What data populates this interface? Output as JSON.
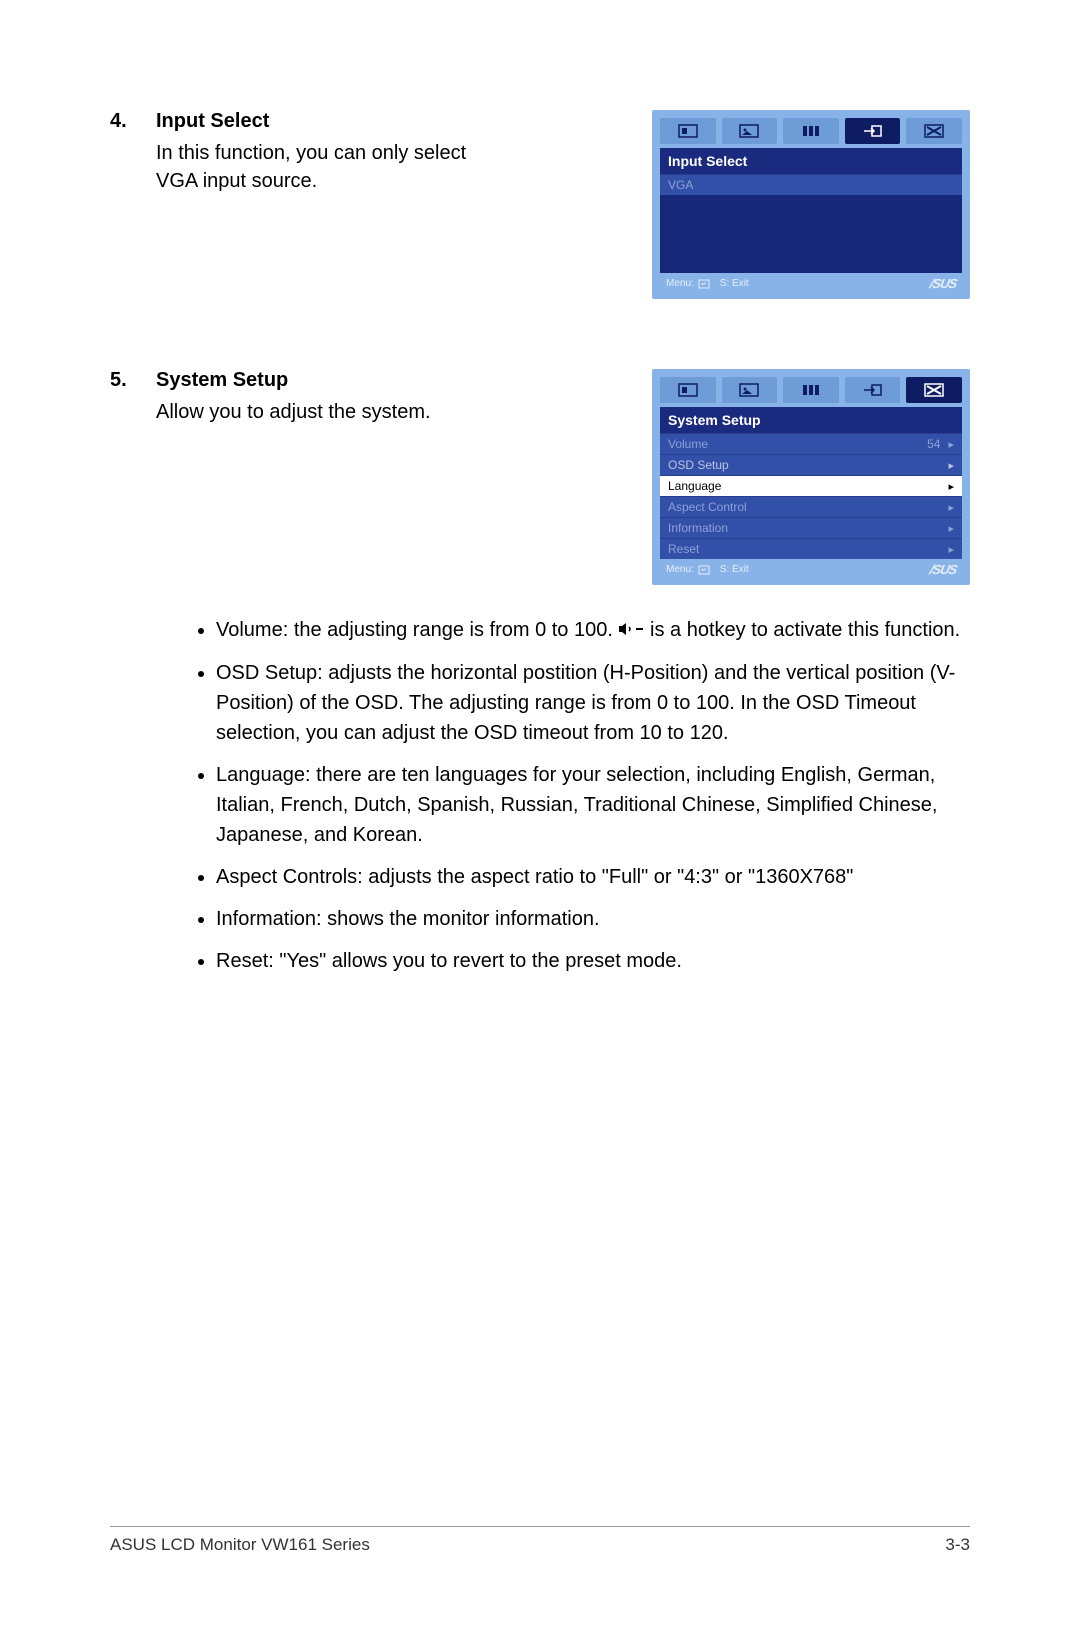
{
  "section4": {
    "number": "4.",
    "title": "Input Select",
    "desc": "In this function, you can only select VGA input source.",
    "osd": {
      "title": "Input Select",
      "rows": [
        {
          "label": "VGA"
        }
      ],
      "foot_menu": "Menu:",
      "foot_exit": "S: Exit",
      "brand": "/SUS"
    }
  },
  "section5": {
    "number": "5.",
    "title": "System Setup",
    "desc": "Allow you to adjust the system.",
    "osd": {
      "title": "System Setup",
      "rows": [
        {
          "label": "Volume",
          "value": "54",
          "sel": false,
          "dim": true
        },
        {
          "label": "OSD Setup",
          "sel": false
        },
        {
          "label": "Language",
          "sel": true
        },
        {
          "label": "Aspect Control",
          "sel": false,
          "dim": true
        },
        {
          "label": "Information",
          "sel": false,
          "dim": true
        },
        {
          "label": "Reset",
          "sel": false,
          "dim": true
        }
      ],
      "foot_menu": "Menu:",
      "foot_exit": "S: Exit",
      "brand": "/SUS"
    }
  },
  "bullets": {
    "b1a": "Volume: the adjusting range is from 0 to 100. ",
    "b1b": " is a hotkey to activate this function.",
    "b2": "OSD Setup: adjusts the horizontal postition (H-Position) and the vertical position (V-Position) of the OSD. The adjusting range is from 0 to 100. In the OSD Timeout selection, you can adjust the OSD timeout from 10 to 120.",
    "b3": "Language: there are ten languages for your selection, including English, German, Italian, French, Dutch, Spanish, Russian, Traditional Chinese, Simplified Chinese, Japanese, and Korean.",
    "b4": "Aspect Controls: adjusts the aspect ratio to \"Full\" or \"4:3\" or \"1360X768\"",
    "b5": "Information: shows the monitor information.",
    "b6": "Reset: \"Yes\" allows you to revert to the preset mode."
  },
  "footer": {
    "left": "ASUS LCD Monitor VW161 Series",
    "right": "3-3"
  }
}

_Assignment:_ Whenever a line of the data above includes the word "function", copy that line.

_Response to the task:_
    "desc": "In this function, you can only select VGA input source.",
    "b1b": " is a hotkey to activate this function.",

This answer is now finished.